The recent Court of Appeal judgment in Government of the Republic of France v The Royal Borough of Kensington and Chelsea EWCA Civ 429 considered the relationship between planning permissions and listed building consents. Although a number of similarities were noted, the court emphasised that they are distinguishable areas of law.

Certificates of lawfulness

The court drew a distinction between certificates of lawfulness issued with regards to the planning regime, under sections 191 and 192 of the Town and Country Planning Act 1990 (“TCPA”), and certificates of lawfulness issued in relation to listed building consents, under section 26H of the Planning (Listed Buildings and Conservation Areas) Act 1990 (“LBA”).

A Section 191 certificate for lawfulness of existing use or development is merely an option for a developer to use; it is not a mandatory means of proving the lawfulness of existing use or development. A Section 192 Certificate – generally considered to be a certificate for the lawfulness of proposed use or development – may be used to certify the lawfulness of existing uses or developments as well.

However, the court adopted a much stricter interpretation of the purposes for which a Section 26H Certificate could be used. Section 26H LBA can only be used to apply for a certificate that proposed works to a listed building would not affect its character as a building of special architectural or historic interest.

The developers’ application for a Section 26H Certificate was used to test whether proposed works would be lawful because they fell within a listed building consent that had been implemented. This application fell outside the purposes of the Section. In addition, it was impossible to construe the certificate as for any proposed works; it referred only to past works. Accordingly, the certificate was quashed. The court stated that the section 26H certification procedure is primarily aimed at cases where alterations are so small that they could not arguably affect the character of the building as one of special architectural or historic interest.

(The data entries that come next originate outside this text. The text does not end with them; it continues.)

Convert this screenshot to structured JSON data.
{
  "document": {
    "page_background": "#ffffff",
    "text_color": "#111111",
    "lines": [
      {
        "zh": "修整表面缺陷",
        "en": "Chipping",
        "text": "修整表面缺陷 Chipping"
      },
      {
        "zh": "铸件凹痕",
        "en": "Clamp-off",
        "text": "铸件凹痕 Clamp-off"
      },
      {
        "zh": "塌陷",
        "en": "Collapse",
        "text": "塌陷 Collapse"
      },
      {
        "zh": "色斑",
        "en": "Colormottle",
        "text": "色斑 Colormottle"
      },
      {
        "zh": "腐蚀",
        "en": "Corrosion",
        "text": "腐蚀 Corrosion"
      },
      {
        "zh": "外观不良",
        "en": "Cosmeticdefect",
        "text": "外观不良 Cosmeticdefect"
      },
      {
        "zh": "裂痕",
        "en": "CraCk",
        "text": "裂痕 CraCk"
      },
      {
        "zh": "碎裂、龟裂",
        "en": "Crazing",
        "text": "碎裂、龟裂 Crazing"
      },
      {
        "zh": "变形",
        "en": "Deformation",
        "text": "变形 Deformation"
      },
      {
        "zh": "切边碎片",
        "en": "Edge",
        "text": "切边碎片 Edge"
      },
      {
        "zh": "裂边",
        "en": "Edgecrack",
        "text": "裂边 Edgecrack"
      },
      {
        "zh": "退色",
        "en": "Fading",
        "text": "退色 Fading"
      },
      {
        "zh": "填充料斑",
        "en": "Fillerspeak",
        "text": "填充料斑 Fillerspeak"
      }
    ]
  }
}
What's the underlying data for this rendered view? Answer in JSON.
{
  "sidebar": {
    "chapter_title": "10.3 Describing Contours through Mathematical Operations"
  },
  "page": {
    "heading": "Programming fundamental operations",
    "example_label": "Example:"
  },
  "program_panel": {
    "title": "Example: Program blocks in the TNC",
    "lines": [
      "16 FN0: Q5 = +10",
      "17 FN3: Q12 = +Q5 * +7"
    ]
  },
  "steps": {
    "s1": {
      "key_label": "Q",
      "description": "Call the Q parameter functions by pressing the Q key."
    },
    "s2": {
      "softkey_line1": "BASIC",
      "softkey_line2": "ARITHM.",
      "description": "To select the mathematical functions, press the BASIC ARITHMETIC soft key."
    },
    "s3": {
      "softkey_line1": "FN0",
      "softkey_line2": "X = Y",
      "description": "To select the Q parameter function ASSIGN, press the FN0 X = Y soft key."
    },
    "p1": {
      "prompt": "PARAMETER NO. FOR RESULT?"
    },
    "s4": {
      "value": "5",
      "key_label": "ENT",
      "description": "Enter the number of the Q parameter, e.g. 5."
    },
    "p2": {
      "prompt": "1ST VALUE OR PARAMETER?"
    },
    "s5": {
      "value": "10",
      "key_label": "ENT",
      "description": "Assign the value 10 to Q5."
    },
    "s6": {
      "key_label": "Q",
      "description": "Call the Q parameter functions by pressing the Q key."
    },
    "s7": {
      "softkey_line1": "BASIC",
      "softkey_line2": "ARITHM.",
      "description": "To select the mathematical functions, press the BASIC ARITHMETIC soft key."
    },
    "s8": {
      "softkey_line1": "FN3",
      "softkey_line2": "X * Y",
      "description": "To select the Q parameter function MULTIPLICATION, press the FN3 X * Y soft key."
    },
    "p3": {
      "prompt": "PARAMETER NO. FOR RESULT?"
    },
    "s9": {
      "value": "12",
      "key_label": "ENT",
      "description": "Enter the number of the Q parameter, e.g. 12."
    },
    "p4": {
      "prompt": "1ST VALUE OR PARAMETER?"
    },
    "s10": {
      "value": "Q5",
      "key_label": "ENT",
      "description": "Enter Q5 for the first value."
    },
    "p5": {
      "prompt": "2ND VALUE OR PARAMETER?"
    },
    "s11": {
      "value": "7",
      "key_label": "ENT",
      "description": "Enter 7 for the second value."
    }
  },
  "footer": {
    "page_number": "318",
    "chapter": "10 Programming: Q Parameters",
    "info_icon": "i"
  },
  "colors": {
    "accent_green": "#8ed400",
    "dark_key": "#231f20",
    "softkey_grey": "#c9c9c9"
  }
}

Furthermore, the Court of Appeal found that there is neither a statutory requirement nor a common law duty for local authorities to consult on applications for certificates under either s192 TCPA or s26H LBA. For a local authority to have a duty to consult, they must reasonably believe that a third party has evidence that is not only relevant to the issue the council has to determine, but “material” in that it would affect the outcome of the decision.

Implementation of planning permission and listed building consent

The Claimant stated that, in order to implement a listed building consent, works were required that went beyond “a purely token commencement”, and a higher threshold was required to constitute implementation than under the TCPA. This argument was decisively rejected by the court. There is no reason why material operations within the scope of planning permission and works within the scope of a listed building consent should be subject to separate standards of implementation.

Freestanding permissions and consents

The court also considered the issue of whether the listed building consent, which was for development expressed as an amendment to a previous consent, is freestanding or whether the conditions of the previous consent can be implied. While acknowledging that conditions can be implied into planning permissions or listed building consents, the Court of Appeal stated that the courts should exercise “great restraint” in doing so. A very high threshold will be adopted for the incorporation of conditions not contained in the planning document itself. The court therefore concluded that the consent had its own time condition rather than the time condition from the original permission. However, the court considered it to be noteworthy that the developers had applied for a new consent not merely a variation of conditions to the earlier consent, suggesting that the court may have reached a different conclusion had the application been made under s10 of the LBA (the equivalent to s73 of the TCPA).